2022 Beijing Winter Olympics

2022 Beijing Winter Olympics: China criticizes US diplomatic boycott.

Foreign ministry spokesperson Zhao Lijian said China would be taking “resolute measures to counter the threat” but did not provide more details.

This morning, the US said it would not send diplomats to Beijing due to concerns over China’s human rights record.

It also said the US athletes could compete and receive the government’s full support.

In a press conference on Tuesday, the media briefing was attended by Mr. Zhao said he was accusing the US of infringing “political neutrality in sports” and claimed the planned boycott of the US was “based on rumors and lies.”

Tensions are high between the two nations. The US has claimed China of genocide over its brutal repression of the majority Muslim Uyghur minority within the Western region of Xinjiang – – a claim China has denied.

The relationship is also in a state of tension due to China’s repression of freedoms to vote at the level of Hong Kong and because of the concerns for the Chinese player Peng Shuai who was not seen for several weeks following her accusation of an official from the government of assault.

‘Political posturing’

Representatives of the top government officials – both from the US and other nations – usually attend during Olympic Games. In the past, first Lady Jill Biden led the US team at the Summer Olympics in Tokyo.

However, on Tuesday, White House Press Secretary Jen Psaki said the US would not be a part of the “fanfare” at the Olympics. She added that the absence of an official contingent for the 2022 Games “could send an unambiguous message.”

“US officials or diplomatic representation will treat these games as just like every other day in the context of… horrendous human rights violations and brutalities that have occurred in Xinjiang,” she said. “We cannot do that.”

But Ms. Psaki stated that the US government felt it wasn’t proper “to penalize athletes who were practicing for at this point.”

On Tuesday morning, the Chinese social network Weibo’s search topic “US diplomatic boycott of the Beijing Winter Olympics” was blocked.

A majority of the comments left below an article on the announcement by the state-owned newspaper Global Times were also deleted and left only eight of nearly 1500 comments unanswered.

“The Olympics are for athletes, So what has it got to have to do with… the political system? Even if you don’t, the only people you’re harming are your fellow neighbors (including players),” one such statement read.

China has been trying to remove the pain from this in recent days by dismissing this move as insignificant.

Officials claimed Covid restrictions implied that Beijing and the IOC did not have any dignitaries at all. It is likely to be seen this move criticized as another manifestation of the “Cold war mentality.”

However, it was impossible to think that the US president Joe Biden or any senior politician would attend games organized by a government he claimed was committing genocide.

In the months leading to this decision, one top US diplomat I talked to told me they’d be trying to educate their athletes on what’s going on across Xinjiang as well as Hong Kong.

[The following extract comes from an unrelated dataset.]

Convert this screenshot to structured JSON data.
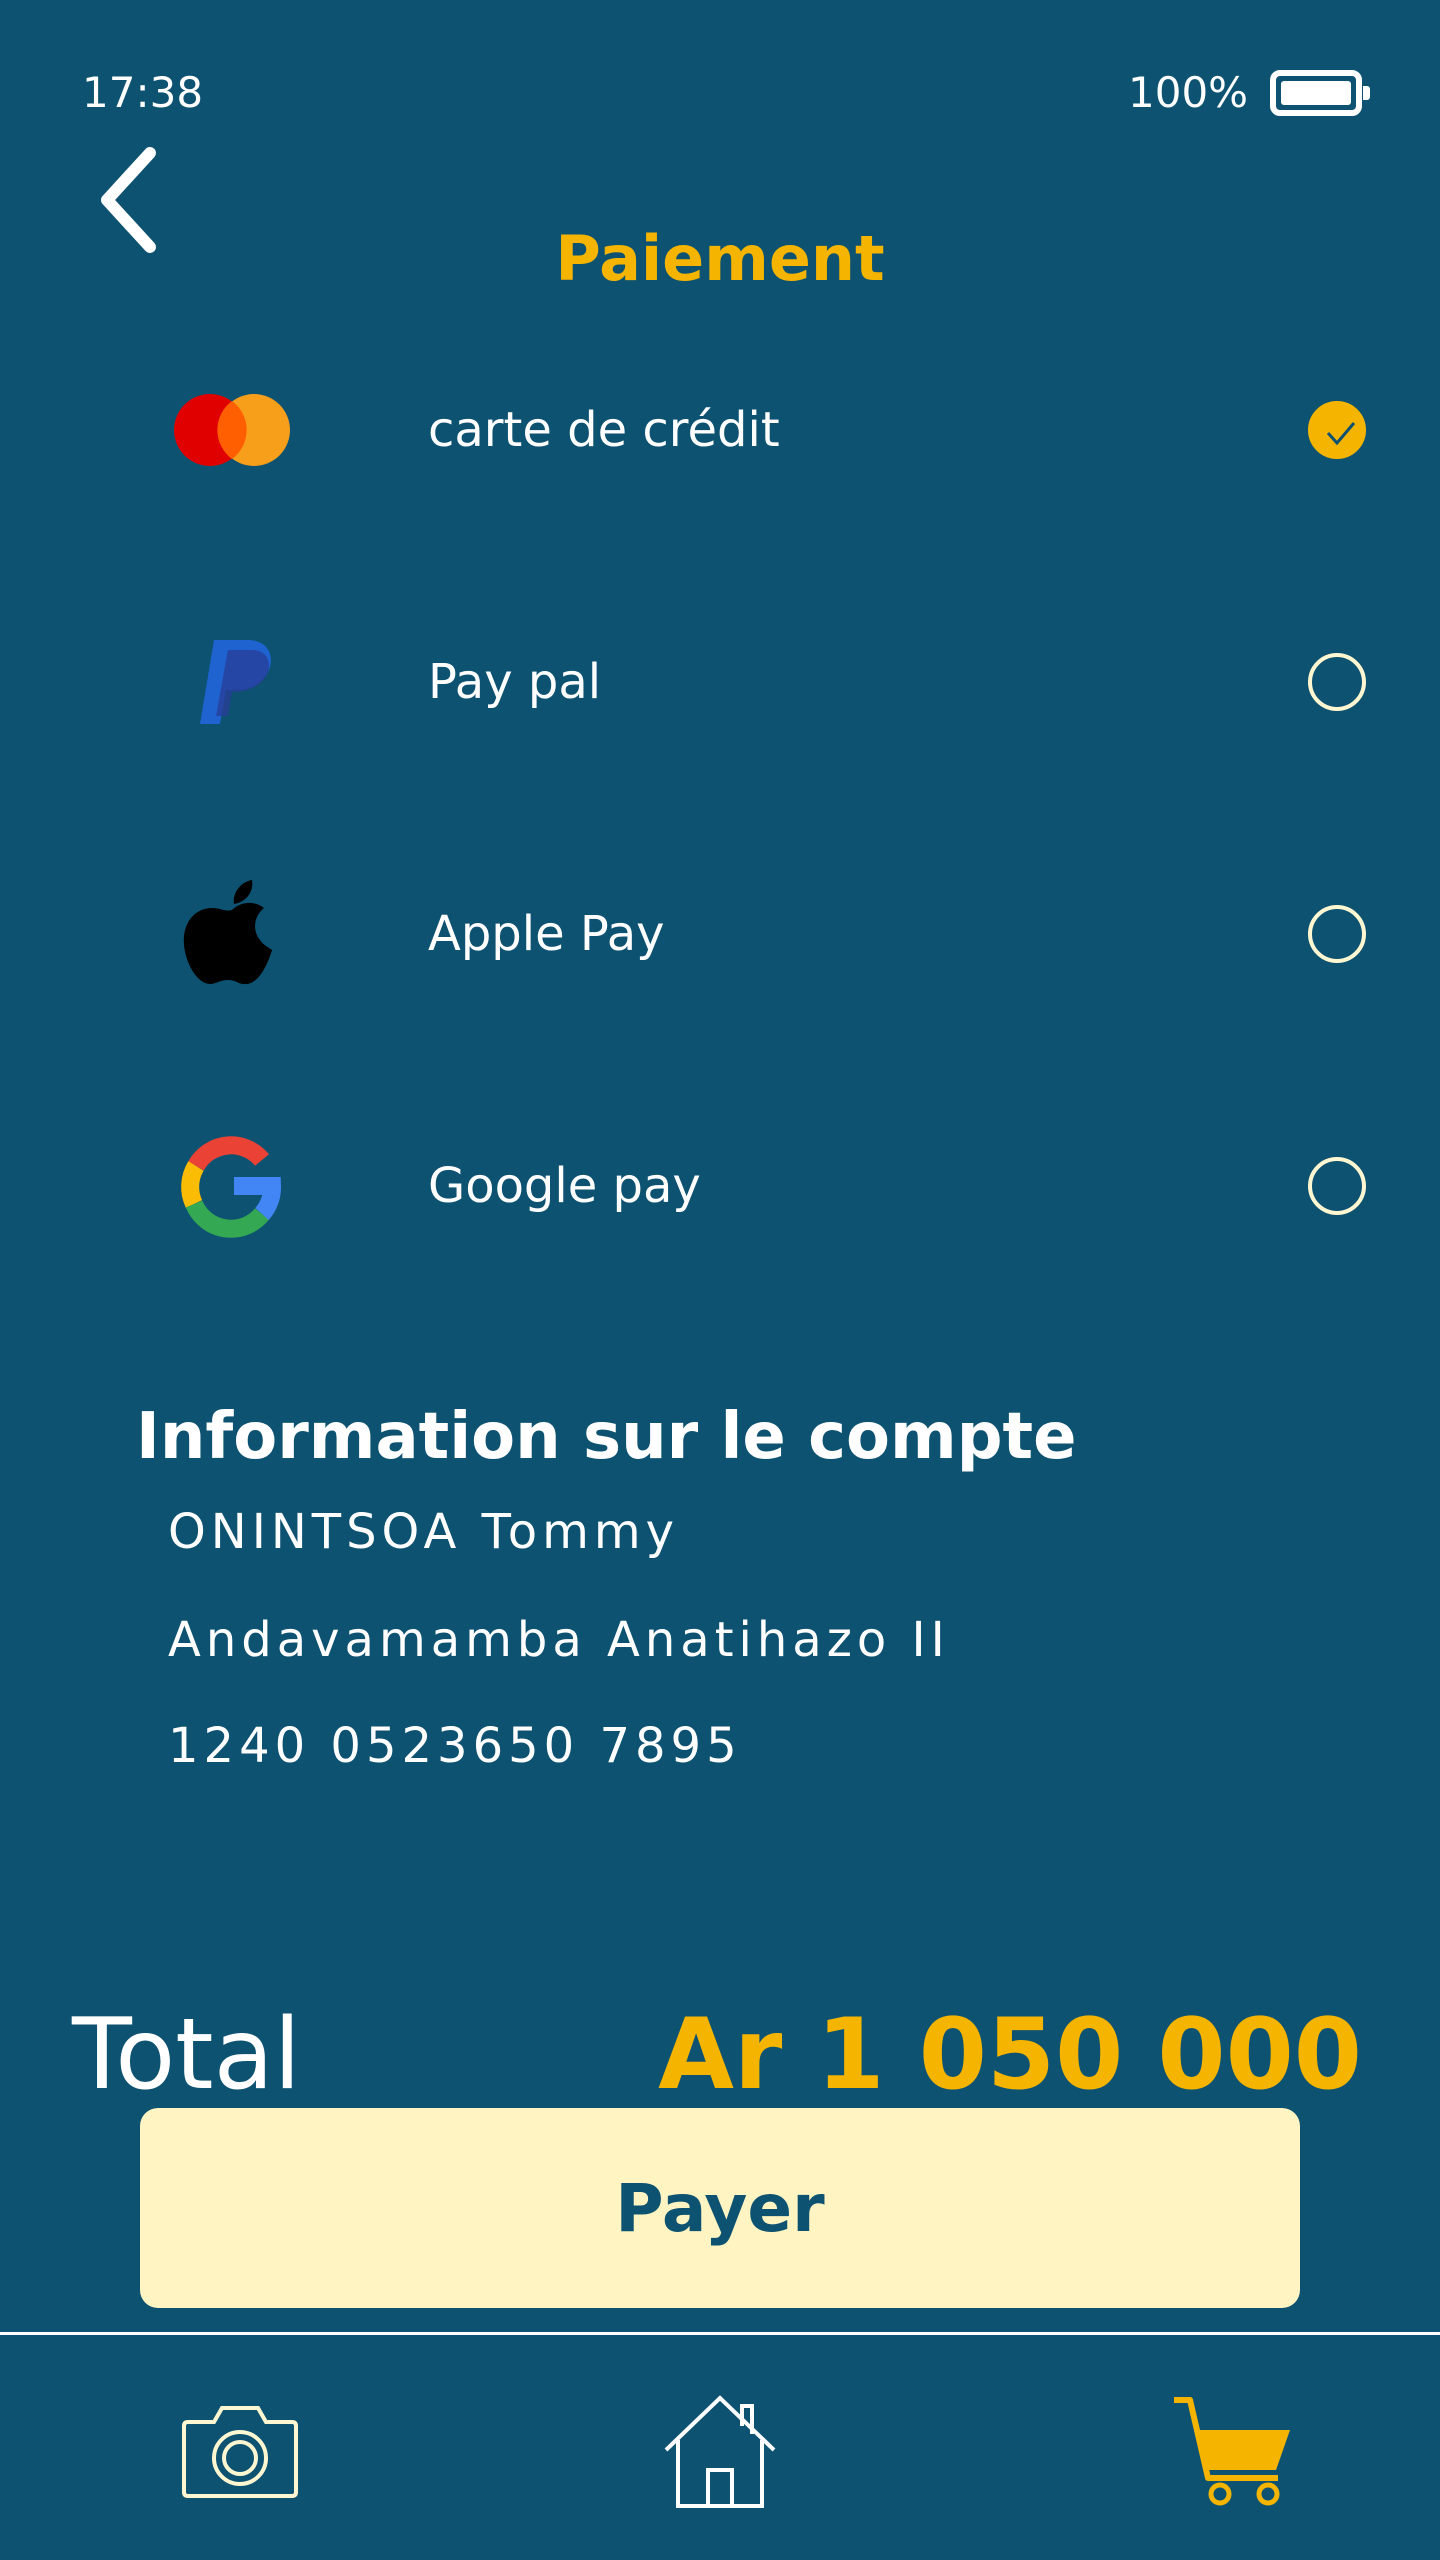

They had envisioned something similar to “fireside conversations” between athletes during events in Beijing.

What happens if the UK soon follows the same pattern? London has not yet officially accused Chinese President Xi Jinping’s Communist regime of genocide; however, foreign secretary Liz Truss has reportedly said precisely that during private discussions.

A while ago, a top UK official who was deeply involved in policy regarding China said to me that they believed Americans could see the UK as a “poodle” should it join an international boycott.

Bipartisan support

Within the US, the diplomatic boycott was welcomed by Democratic and Republican politicians.

Democratic House of Representatives Speaker Nancy Pelosi said the US and the world should not “proceed as if there’s nothing wrong with hosting the Olympics inside a nation that is committing genocide.”

HOWEVER, confident US lawmakers thought that the diplomatic boycott wasn’t enough, including Republican senator Tom Cotton calling it a “half measure” and insisting that the administration should have chosen to “fully outright boycott” the games.

Other countries – like Canada, have also said they are contemplating the decision. UK Vice-Prime Minister Dominic Raab said his government would decide “shortly” whether or not to be a part of the boycott, noting that he will not personally be attending the Olympics. Officials from Japan Australia have also stated that they are looking into the option.

Lithuania announced a diplomatic boycott during the Winter Olympics last week following China reducing its relations in a dispute about Taiwan. Beijing is adamant that Taiwan is a part of China However, Taiwan believes it is an independent country.

New Zealand, meanwhile, declared that its officials wouldn’t attend because of concerns about the covid-19 virus that is currently in the news. “But we’ve communicated to China many times our concerns over the rights of human beings,” Deputy Prime Minister Grant Robertson told reporters.

The Biden administration’s boycott diplomatic in the 2022 Winter Olympics falls far short of the previous US protest in 1980, which saw the US pull its athletes off the Moscow Olympics to demonstrate at the Soviet military invasion in Afghanistan the prior year.

The Soviet Union and its allies, too, were boycotted the subsequent 1984 Summer Olympics held at Los Angeles.

A Kremlin spokesperson condemned the recent US to boycott the US, saying the Olympics are “free of any political agenda.”

The US is scheduled to host the Summer Olympics in 2028 in Los Angeles.